About two hours in to Sam Mendes’ production of Richard III on Broadway last night, a mobile phone went off. Richard, the Duke of Gloucester, played by Kevin Spacey with all the fury, venom and warped charm the actor could muster, was interrupted by the dulcet tones of an iPhone ringing. A woman rifled madly through her handbag, and then muttered audibly that she didn’t know how to turn it off. It rang on and on.
A ripple of terror washed over the audience members sitting in row J, and beyond, not because the only thing that can make an otherwise civilised theatre-goer go postal is the interruption of a pivotal scene by the digital rendition of Beethoven’s "Für Elise", but because Spacey will go positively bonkers if he can hear it too.
In Sydney, when the same thing happened during a ten day run of Richard III, Spacey broke character, unravelled from the hunched pose of the Duke of Gloucester as effortlessly as he turns from the deformed “Verbal” into Keyser Söze at the end of The Usual Suspects, and yelled from the stage, "Tell them we're busy!"

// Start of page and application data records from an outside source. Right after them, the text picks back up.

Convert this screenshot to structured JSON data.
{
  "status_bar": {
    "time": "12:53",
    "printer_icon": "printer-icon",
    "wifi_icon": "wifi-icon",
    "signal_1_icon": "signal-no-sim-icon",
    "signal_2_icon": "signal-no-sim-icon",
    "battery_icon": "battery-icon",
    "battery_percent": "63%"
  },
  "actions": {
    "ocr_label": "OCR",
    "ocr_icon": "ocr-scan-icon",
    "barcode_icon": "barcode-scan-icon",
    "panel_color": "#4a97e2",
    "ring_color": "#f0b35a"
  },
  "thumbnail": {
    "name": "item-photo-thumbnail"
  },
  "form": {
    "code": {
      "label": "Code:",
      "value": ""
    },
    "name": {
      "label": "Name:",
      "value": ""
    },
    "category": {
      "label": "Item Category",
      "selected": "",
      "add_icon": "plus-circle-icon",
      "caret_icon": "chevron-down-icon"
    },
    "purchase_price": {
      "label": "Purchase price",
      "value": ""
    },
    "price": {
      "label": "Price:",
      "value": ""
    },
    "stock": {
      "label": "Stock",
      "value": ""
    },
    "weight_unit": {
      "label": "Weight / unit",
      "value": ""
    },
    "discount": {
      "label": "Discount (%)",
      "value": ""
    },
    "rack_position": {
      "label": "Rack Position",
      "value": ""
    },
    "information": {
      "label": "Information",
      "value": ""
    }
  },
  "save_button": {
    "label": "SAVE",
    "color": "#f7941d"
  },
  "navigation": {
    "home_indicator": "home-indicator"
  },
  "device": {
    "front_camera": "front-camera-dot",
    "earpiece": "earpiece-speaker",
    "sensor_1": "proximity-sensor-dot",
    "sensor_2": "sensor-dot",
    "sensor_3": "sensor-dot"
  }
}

The next night, he shone a laser pointer at some audience members who he could hear rustling and whispering. At the Brooklyn Academy of Music, where I saw the play, ushers admonished cellphone users before the curtain had even gone up. We were told that if anyone was caught using the cameras on their phones the play would stop immediately and we’d all have to go home.
It made for a tense audience experience, even before the Duke had started his murderous quest for the English throne.
The subject of mobile phone etiquette had been fuelled further on Tuesday night: during Mahler’s Ninth Symphony performed by the New York Philharmonic at Lincoln Centre, the conductor stopped the entire orchestra when an iPhone’s “marimba” ring ruined the otherwise soothing final moments of the concert. “We’ll wait,” said the conductor as the orchestra downed tools. The New York Times followed up with an anonymous interview with the offending iPhone owner, who was so distraught over the incident he'd not slept for two days:
“You can imagine how devastating it is to know you had a hand in that,” said the man, who described himself as a business executive between 60 and 70. “It’s horrible, horrible…” The incident underscored “the very enduring and important bond between the audience and the performers,” he said, adding, “If it’s disturbed in any significant way, it just shows how precious this whole union is.”
Apparently he had silenced his phone but an alarm had gone off instead.
On Twitter, the composer Daniel Dorff wrote, “Changed my ringtone to play #Mahler 9 just in case.” A YouTube video superimposed a marimba sound over a performance of a piece by Leonard Bernstein.
As Spacey completed the gruelling three and-a-half hours on stage, he was breathless, sweat-soaked and bloodied. Mendes has the actor hoisted up by his ankles by a cable after he’s killed on the battlefield, and Spacey hangs, swinging slightly, high above the stage. The audience was silent at last.